▶ Problem requirements
Each entry should be set down exactly as written, except for any picture it holds.

▶ Records for this task

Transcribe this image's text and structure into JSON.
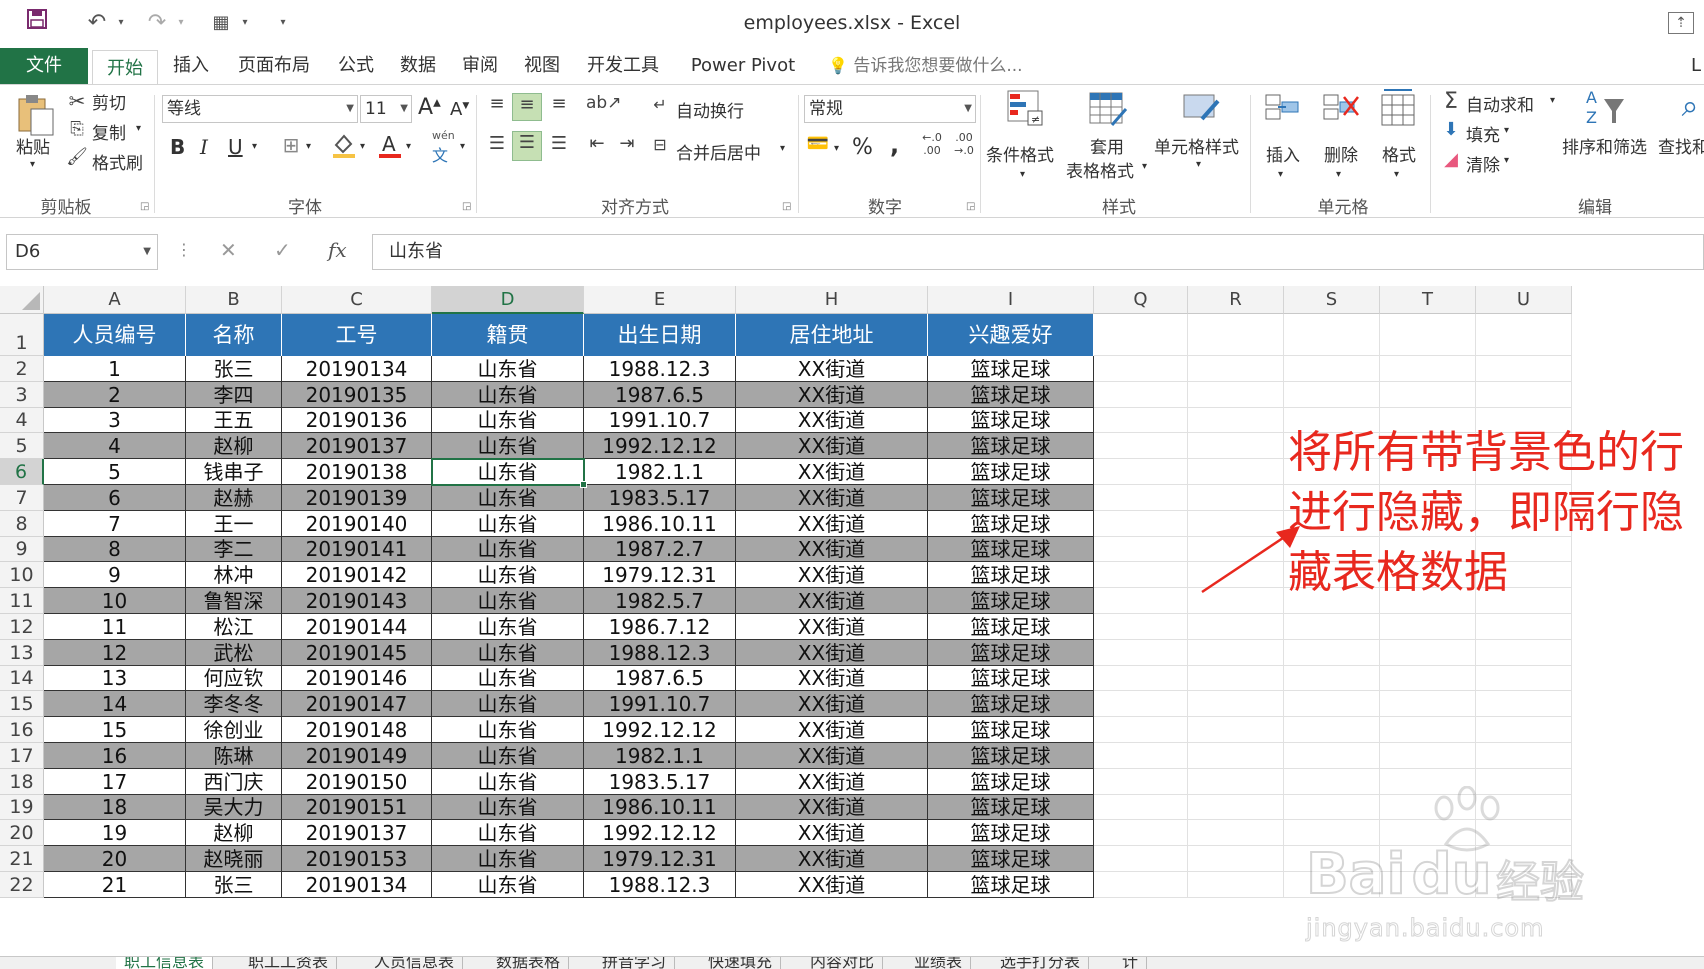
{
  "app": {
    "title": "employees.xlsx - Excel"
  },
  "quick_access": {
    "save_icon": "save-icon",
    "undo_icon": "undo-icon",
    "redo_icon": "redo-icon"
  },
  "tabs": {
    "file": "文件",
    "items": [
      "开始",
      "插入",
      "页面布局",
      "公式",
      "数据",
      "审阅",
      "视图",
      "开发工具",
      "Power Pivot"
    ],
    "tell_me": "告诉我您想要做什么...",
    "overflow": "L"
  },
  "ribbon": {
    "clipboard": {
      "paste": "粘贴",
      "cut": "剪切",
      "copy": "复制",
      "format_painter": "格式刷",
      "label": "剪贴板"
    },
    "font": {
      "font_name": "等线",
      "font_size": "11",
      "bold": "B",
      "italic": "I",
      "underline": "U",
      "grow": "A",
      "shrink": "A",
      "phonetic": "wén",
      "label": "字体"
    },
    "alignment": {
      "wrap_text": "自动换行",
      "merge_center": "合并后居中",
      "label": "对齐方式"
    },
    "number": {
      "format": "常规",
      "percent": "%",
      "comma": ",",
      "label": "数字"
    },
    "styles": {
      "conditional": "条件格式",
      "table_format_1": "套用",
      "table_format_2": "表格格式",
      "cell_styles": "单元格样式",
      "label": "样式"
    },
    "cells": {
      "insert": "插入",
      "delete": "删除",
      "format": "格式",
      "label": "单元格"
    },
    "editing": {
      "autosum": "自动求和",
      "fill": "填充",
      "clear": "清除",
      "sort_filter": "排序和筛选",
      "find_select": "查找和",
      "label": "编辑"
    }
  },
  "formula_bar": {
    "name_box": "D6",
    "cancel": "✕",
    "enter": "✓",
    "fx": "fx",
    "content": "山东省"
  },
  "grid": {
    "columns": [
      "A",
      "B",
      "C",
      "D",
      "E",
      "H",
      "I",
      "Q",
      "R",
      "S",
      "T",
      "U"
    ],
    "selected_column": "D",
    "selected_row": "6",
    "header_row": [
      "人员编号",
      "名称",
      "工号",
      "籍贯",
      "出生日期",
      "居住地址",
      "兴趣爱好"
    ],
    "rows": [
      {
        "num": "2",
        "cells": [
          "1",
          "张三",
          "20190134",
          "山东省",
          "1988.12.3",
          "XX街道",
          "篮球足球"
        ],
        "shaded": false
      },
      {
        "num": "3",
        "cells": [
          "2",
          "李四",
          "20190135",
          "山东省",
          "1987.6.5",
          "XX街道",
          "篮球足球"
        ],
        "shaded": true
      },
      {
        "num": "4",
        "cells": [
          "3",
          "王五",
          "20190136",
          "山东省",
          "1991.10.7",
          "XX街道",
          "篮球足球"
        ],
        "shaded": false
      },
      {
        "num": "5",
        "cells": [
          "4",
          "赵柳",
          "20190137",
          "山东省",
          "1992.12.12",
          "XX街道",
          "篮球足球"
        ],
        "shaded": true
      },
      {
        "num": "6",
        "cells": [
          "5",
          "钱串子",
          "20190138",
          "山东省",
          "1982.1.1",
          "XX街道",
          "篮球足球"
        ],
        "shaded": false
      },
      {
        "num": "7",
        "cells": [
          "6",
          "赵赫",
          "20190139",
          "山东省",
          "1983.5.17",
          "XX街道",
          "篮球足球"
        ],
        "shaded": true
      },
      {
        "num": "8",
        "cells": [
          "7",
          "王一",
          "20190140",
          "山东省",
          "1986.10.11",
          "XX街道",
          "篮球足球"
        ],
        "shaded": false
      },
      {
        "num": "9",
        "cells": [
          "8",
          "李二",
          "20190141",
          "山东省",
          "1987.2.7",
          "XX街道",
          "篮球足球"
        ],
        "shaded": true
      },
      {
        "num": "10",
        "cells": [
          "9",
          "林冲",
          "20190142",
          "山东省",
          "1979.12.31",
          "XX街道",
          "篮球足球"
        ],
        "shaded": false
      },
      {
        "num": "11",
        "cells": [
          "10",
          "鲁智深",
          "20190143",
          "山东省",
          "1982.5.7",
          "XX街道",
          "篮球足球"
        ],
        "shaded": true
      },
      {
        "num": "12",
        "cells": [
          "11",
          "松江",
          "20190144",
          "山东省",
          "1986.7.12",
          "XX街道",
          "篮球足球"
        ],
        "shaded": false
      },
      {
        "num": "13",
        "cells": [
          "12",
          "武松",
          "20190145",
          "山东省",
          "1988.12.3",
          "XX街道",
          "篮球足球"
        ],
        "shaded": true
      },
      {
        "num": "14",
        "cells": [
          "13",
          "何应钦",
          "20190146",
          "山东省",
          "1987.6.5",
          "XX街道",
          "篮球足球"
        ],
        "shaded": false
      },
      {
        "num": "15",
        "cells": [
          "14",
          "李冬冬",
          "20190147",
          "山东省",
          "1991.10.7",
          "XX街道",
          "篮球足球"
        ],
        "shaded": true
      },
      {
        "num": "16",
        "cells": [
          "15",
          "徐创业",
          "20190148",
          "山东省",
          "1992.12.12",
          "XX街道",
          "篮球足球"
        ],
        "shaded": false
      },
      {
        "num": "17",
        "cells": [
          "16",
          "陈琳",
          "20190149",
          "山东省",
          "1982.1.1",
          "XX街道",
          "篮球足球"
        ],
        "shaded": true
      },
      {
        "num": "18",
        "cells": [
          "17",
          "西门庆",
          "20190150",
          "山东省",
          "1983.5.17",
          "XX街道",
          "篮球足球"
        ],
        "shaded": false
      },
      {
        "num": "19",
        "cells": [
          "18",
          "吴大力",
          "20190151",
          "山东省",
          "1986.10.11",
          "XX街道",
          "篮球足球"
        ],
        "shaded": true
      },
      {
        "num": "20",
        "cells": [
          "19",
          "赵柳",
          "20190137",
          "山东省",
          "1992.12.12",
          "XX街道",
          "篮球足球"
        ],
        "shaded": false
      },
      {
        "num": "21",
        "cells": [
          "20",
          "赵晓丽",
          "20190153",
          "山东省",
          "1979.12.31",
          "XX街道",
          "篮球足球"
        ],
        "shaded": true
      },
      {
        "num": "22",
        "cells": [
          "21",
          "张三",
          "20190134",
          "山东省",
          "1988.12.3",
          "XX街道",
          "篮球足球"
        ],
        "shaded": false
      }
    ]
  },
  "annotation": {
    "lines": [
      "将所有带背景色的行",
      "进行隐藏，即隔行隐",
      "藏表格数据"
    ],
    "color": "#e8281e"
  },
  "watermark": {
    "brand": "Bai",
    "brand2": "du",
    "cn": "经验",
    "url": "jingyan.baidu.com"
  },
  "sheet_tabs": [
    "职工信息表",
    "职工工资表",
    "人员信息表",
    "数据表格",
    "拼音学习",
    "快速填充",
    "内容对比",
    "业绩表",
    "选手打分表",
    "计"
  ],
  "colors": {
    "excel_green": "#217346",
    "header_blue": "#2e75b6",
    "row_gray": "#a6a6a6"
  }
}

▶ Problem solution
Transcribe this image's text and structure into JSON.
{
  "app": {
    "title": "employees.xlsx - Excel"
  },
  "quick_access": {
    "save_icon": "save-icon",
    "undo_icon": "undo-icon",
    "redo_icon": "redo-icon"
  },
  "tabs": {
    "file": "文件",
    "items": [
      "开始",
      "插入",
      "页面布局",
      "公式",
      "数据",
      "审阅",
      "视图",
      "开发工具",
      "Power Pivot"
    ],
    "tell_me": "告诉我您想要做什么...",
    "overflow": "L"
  },
  "ribbon": {
    "clipboard": {
      "paste": "粘贴",
      "cut": "剪切",
      "copy": "复制",
      "format_painter": "格式刷",
      "label": "剪贴板"
    },
    "font": {
      "font_name": "等线",
      "font_size": "11",
      "bold": "B",
      "italic": "I",
      "underline": "U",
      "grow": "A",
      "shrink": "A",
      "phonetic": "wén",
      "label": "字体"
    },
    "alignment": {
      "wrap_text": "自动换行",
      "merge_center": "合并后居中",
      "label": "对齐方式"
    },
    "number": {
      "format": "常规",
      "percent": "%",
      "comma": ",",
      "label": "数字"
    },
    "styles": {
      "conditional": "条件格式",
      "table_format_1": "套用",
      "table_format_2": "表格格式",
      "cell_styles": "单元格样式",
      "label": "样式"
    },
    "cells": {
      "insert": "插入",
      "delete": "删除",
      "format": "格式",
      "label": "单元格"
    },
    "editing": {
      "autosum": "自动求和",
      "fill": "填充",
      "clear": "清除",
      "sort_filter": "排序和筛选",
      "find_select": "查找和",
      "label": "编辑"
    }
  },
  "formula_bar": {
    "name_box": "D6",
    "cancel": "✕",
    "enter": "✓",
    "fx": "fx",
    "content": "山东省"
  },
  "grid": {
    "columns": [
      "A",
      "B",
      "C",
      "D",
      "E",
      "H",
      "I",
      "Q",
      "R",
      "S",
      "T",
      "U"
    ],
    "selected_column": "D",
    "selected_row": "6",
    "header_row": [
      "人员编号",
      "名称",
      "工号",
      "籍贯",
      "出生日期",
      "居住地址",
      "兴趣爱好"
    ],
    "rows": [
      {
        "num": "2",
        "cells": [
          "1",
          "张三",
          "20190134",
          "山东省",
          "1988.12.3",
          "XX街道",
          "篮球足球"
        ],
        "shaded": false
      },
      {
        "num": "3",
        "cells": [
          "2",
          "李四",
          "20190135",
          "山东省",
          "1987.6.5",
          "XX街道",
          "篮球足球"
        ],
        "shaded": true
      },
      {
        "num": "4",
        "cells": [
          "3",
          "王五",
          "20190136",
          "山东省",
          "1991.10.7",
          "XX街道",
          "篮球足球"
        ],
        "shaded": false
      },
      {
        "num": "5",
        "cells": [
          "4",
          "赵柳",
          "20190137",
          "山东省",
          "1992.12.12",
          "XX街道",
          "篮球足球"
        ],
        "shaded": true
      },
      {
        "num": "6",
        "cells": [
          "5",
          "钱串子",
          "20190138",
          "山东省",
          "1982.1.1",
          "XX街道",
          "篮球足球"
        ],
        "shaded": false
      },
      {
        "num": "7",
        "cells": [
          "6",
          "赵赫",
          "20190139",
          "山东省",
          "1983.5.17",
          "XX街道",
          "篮球足球"
        ],
        "shaded": true
      },
      {
        "num": "8",
        "cells": [
          "7",
          "王一",
          "20190140",
          "山东省",
          "1986.10.11",
          "XX街道",
          "篮球足球"
        ],
        "shaded": false
      },
      {
        "num": "9",
        "cells": [
          "8",
          "李二",
          "20190141",
          "山东省",
          "1987.2.7",
          "XX街道",
          "篮球足球"
        ],
        "shaded": true
      },
      {
        "num": "10",
        "cells": [
          "9",
          "林冲",
          "20190142",
          "山东省",
          "1979.12.31",
          "XX街道",
          "篮球足球"
        ],
        "shaded": false
      },
      {
        "num": "11",
        "cells": [
          "10",
          "鲁智深",
          "20190143",
          "山东省",
          "1982.5.7",
          "XX街道",
          "篮球足球"
        ],
        "shaded": true
      },
      {
        "num": "12",
        "cells": [
          "11",
          "松江",
          "20190144",
          "山东省",
          "1986.7.12",
          "XX街道",
          "篮球足球"
        ],
        "shaded": false
      },
      {
        "num": "13",
        "cells": [
          "12",
          "武松",
          "20190145",
          "山东省",
          "1988.12.3",
          "XX街道",
          "篮球足球"
        ],
        "shaded": true
      },
      {
        "num": "14",
        "cells": [
          "13",
          "何应钦",
          "20190146",
          "山东省",
          "1987.6.5",
          "XX街道",
          "篮球足球"
        ],
        "shaded": false
      },
      {
        "num": "15",
        "cells": [
          "14",
          "李冬冬",
          "20190147",
          "山东省",
          "1991.10.7",
          "XX街道",
          "篮球足球"
        ],
        "shaded": true
      },
      {
        "num": "16",
        "cells": [
          "15",
          "徐创业",
          "20190148",
          "山东省",
          "1992.12.12",
          "XX街道",
          "篮球足球"
        ],
        "shaded": false
      },
      {
        "num": "17",
        "cells": [
          "16",
          "陈琳",
          "20190149",
          "山东省",
          "1982.1.1",
          "XX街道",
          "篮球足球"
        ],
        "shaded": true
      },
      {
        "num": "18",
        "cells": [
          "17",
          "西门庆",
          "20190150",
          "山东省",
          "1983.5.17",
          "XX街道",
          "篮球足球"
        ],
        "shaded": false
      },
      {
        "num": "19",
        "cells": [
          "18",
          "吴大力",
          "20190151",
          "山东省",
          "1986.10.11",
          "XX街道",
          "篮球足球"
        ],
        "shaded": true
      },
      {
        "num": "20",
        "cells": [
          "19",
          "赵柳",
          "20190137",
          "山东省",
          "1992.12.12",
          "XX街道",
          "篮球足球"
        ],
        "shaded": false
      },
      {
        "num": "21",
        "cells": [
          "20",
          "赵晓丽",
          "20190153",
          "山东省",
          "1979.12.31",
          "XX街道",
          "篮球足球"
        ],
        "shaded": true
      },
      {
        "num": "22",
        "cells": [
          "21",
          "张三",
          "20190134",
          "山东省",
          "1988.12.3",
          "XX街道",
          "篮球足球"
        ],
        "shaded": false
      }
    ]
  },
  "annotation": {
    "lines": [
      "将所有带背景色的行",
      "进行隐藏，即隔行隐",
      "藏表格数据"
    ],
    "color": "#e8281e"
  },
  "watermark": {
    "brand": "Bai",
    "brand2": "du",
    "cn": "经验",
    "url": "jingyan.baidu.com"
  },
  "sheet_tabs": [
    "职工信息表",
    "职工工资表",
    "人员信息表",
    "数据表格",
    "拼音学习",
    "快速填充",
    "内容对比",
    "业绩表",
    "选手打分表",
    "计"
  ],
  "colors": {
    "excel_green": "#217346",
    "header_blue": "#2e75b6",
    "row_gray": "#a6a6a6"
  }
}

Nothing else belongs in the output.